Please state in a single number how many lines of the entries below include the word "with".

---------- Study material ----------

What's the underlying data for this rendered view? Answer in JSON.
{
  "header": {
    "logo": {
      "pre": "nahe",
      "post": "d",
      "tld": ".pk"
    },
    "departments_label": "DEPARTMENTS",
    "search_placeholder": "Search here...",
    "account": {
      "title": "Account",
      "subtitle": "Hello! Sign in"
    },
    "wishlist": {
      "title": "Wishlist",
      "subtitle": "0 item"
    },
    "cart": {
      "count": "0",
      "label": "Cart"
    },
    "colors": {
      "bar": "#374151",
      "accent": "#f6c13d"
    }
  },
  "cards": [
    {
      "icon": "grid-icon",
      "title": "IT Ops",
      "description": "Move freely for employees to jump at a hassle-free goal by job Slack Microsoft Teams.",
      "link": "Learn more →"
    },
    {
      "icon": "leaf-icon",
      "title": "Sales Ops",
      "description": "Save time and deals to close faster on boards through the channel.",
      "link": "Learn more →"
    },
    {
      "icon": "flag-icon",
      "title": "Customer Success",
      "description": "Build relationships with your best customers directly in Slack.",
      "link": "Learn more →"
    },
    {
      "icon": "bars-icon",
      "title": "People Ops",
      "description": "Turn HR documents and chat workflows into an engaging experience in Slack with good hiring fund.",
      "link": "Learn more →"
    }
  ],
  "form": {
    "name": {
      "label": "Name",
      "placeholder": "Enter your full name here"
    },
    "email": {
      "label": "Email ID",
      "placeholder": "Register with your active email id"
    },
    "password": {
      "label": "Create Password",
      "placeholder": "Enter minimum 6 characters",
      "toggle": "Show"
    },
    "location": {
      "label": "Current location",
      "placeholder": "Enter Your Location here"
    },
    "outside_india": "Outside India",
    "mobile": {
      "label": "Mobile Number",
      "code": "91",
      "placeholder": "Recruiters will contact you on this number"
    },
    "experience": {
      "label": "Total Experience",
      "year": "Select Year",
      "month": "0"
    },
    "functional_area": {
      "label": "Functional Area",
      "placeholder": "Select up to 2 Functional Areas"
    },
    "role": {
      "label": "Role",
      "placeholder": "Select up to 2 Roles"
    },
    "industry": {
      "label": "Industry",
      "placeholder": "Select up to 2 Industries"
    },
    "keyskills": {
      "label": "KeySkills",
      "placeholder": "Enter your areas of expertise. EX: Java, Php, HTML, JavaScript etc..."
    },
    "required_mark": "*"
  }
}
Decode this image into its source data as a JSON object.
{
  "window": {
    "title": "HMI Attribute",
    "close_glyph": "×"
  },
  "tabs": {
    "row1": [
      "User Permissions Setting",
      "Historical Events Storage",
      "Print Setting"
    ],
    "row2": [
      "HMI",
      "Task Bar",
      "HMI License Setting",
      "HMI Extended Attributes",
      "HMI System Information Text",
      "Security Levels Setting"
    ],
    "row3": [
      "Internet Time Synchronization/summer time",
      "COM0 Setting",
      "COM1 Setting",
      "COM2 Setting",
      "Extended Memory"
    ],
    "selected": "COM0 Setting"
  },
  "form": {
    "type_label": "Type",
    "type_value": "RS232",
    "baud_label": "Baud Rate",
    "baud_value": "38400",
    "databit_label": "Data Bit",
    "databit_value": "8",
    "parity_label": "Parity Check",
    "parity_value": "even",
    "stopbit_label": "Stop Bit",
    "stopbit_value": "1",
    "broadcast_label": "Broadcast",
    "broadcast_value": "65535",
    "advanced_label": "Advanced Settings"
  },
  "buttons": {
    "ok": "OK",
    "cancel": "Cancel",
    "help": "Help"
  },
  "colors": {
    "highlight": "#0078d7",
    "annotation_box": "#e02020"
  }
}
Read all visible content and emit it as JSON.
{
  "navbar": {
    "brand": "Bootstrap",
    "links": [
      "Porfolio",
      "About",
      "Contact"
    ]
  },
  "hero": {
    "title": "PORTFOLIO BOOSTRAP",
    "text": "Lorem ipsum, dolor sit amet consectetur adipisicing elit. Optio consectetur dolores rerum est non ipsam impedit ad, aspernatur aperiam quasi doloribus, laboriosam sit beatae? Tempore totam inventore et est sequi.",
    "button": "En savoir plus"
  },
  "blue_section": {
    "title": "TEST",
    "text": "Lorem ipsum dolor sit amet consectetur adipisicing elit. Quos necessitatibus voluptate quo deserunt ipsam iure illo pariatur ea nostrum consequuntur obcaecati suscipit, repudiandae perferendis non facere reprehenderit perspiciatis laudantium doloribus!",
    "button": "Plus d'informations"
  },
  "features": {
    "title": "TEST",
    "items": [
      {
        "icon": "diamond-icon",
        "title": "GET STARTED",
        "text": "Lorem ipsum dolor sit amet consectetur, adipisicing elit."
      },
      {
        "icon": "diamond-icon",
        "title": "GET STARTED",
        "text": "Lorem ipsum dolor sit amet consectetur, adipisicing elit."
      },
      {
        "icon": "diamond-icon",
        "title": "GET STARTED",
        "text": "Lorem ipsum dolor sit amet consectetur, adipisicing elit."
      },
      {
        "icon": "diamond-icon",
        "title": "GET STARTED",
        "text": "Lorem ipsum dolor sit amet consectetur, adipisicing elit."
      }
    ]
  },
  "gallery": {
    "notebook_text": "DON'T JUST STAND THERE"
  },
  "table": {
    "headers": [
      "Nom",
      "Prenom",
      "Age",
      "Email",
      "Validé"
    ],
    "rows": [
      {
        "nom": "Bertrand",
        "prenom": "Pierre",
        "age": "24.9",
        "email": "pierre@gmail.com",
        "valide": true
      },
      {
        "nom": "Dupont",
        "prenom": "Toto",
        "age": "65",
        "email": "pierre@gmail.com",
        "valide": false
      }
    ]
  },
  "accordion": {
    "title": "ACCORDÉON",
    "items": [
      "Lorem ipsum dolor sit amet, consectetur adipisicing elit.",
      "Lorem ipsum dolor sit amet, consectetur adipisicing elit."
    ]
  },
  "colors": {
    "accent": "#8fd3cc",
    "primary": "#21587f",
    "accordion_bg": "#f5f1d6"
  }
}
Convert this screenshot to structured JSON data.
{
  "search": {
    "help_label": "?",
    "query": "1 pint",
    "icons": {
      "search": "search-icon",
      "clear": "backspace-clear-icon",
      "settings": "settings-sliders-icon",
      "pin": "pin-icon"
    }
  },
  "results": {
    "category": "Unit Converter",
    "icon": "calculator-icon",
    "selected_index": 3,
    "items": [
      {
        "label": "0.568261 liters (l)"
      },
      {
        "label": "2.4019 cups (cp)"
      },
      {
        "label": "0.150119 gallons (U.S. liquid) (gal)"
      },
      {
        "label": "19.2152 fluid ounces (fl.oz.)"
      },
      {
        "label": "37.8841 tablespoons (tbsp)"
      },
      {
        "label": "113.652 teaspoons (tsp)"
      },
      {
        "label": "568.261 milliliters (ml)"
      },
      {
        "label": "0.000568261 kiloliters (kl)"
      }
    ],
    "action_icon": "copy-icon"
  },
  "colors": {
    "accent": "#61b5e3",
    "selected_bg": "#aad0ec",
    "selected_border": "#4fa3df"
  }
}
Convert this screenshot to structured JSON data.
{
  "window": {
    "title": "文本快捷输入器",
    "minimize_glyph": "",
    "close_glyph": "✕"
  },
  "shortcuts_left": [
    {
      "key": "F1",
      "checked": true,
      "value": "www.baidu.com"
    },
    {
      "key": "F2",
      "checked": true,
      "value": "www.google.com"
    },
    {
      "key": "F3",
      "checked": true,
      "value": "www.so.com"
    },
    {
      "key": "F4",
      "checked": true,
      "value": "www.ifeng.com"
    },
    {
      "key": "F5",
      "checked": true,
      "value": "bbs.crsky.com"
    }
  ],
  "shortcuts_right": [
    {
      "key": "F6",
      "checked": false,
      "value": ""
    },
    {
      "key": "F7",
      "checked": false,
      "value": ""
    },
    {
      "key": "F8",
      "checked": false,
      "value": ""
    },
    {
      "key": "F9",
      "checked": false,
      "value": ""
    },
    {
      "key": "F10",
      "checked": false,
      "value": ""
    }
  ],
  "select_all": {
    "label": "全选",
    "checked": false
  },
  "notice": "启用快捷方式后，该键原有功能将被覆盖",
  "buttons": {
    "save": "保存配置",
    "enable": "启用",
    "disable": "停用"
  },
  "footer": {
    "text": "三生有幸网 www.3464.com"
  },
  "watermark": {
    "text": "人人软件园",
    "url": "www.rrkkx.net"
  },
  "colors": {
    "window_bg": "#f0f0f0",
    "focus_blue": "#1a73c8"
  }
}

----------

◆ **Exercise response**
3